The French Supreme Court rejected a request to drop the charge of “complicity in… crimes against humanitydirected against the giant cement company Lafarge, and decided to continue the investigation.
The court upheld the decision of the Paris Court of Appeal on May 18, 2022, to agree to open an investigation against the French company Lafarge on the grounds of “complicity in crimes against humanity,” which was proven by documents that the Anatolia News Agency said it had obtained.
The Supreme Court stated in its decision that the investigation into accusations of “complicity in crimes against humanity and financing a terrorist organization” against the company’s executives will continue.
The agency’s documents prove that French intelligence and state institutions, despite their knowledge, did not send any warning to the company about its complicity in committing crimes against humanity through financing terrorism, as it was used State regulation Cement he bought from Lafarge in building fortifications and tunnels.
As part of the investigation opened against the company in June 2017, some senior managers, including Lafarge Chairman Bruno Lafont, were charged with “financing terrorism.”
In June 2018, charges of “complicity in crimes against humanity” were brought against the company, and were dropped in November 2019.
The civil parties, the anti-corruption NGO Sherpa and the European Center for Constitutional and Human Rights, appealed the lawsuit again to the Supreme Court, objecting to the dismissal of the charge.
On September 7, 2021, Anatolia published documents that revealed French intelligence’s knowledge of supplying cement to ISIS by Lafarge, a matter that resonated widely around the world.

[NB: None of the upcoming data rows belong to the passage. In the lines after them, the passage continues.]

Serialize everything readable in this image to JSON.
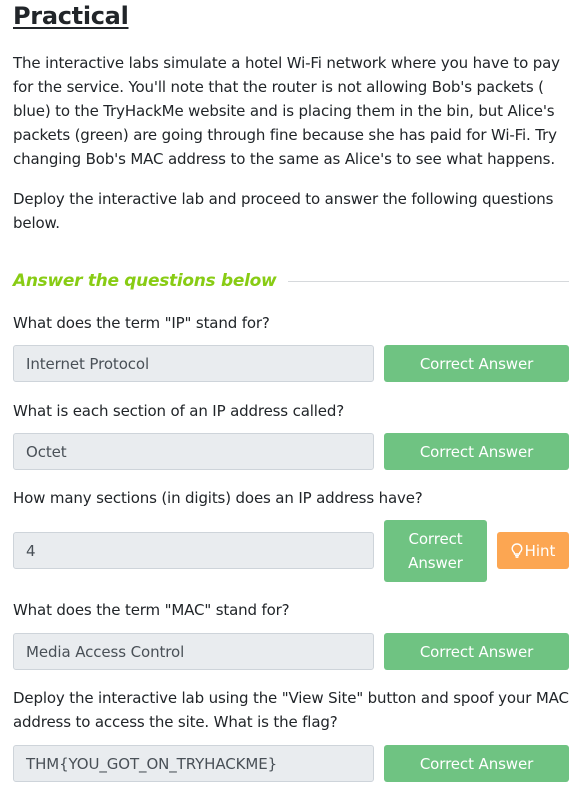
{
  "heading": "Practical",
  "intro": {
    "paragraph1": "The interactive labs simulate a hotel Wi-Fi network where you have to pay for the service. You'll note that the router is not allowing Bob's packets ( blue) to the TryHackMe website and is placing them in the bin, but Alice's packets (green) are going through fine because she has paid for Wi-Fi. Try changing Bob's MAC address to the same as Alice's to see what happens.",
    "paragraph2": "Deploy the interactive lab and proceed to answer the following questions below."
  },
  "questions_header": "Answer the questions below",
  "questions": [
    {
      "text": "What does the term \"IP\" stand for?",
      "answer": "Internet Protocol",
      "button": "Correct Answer"
    },
    {
      "text": "What is each section of an IP address called?",
      "answer": "Octet",
      "button": "Correct Answer"
    },
    {
      "text": "How many sections (in digits) does an IP address have?",
      "answer": "4",
      "button": "Correct Answer",
      "hint": "Hint"
    },
    {
      "text": "What does the term \"MAC\" stand for?",
      "answer": "Media Access Control",
      "button": "Correct Answer"
    },
    {
      "text": "Deploy the interactive lab using the \"View Site\" button and spoof your MAC address to access the site.  What is the flag?",
      "answer": "THM{YOU_GOT_ON_TRYHACKME}",
      "button": "Correct Answer"
    }
  ],
  "icons": {
    "hint": "lightbulb-icon"
  },
  "colors": {
    "accent_green": "#88cc14",
    "correct_button": "#6fc382",
    "hint_button": "#fca652",
    "answer_field_bg": "#e9ecef"
  }
}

The US Department of Justice announced on October 18, 2022, that the French cement company Lafarge had pleaded guilty to the charge of providing material support to ISIS in Syria, and that the company had agreed to pay a fine of more than $777 million.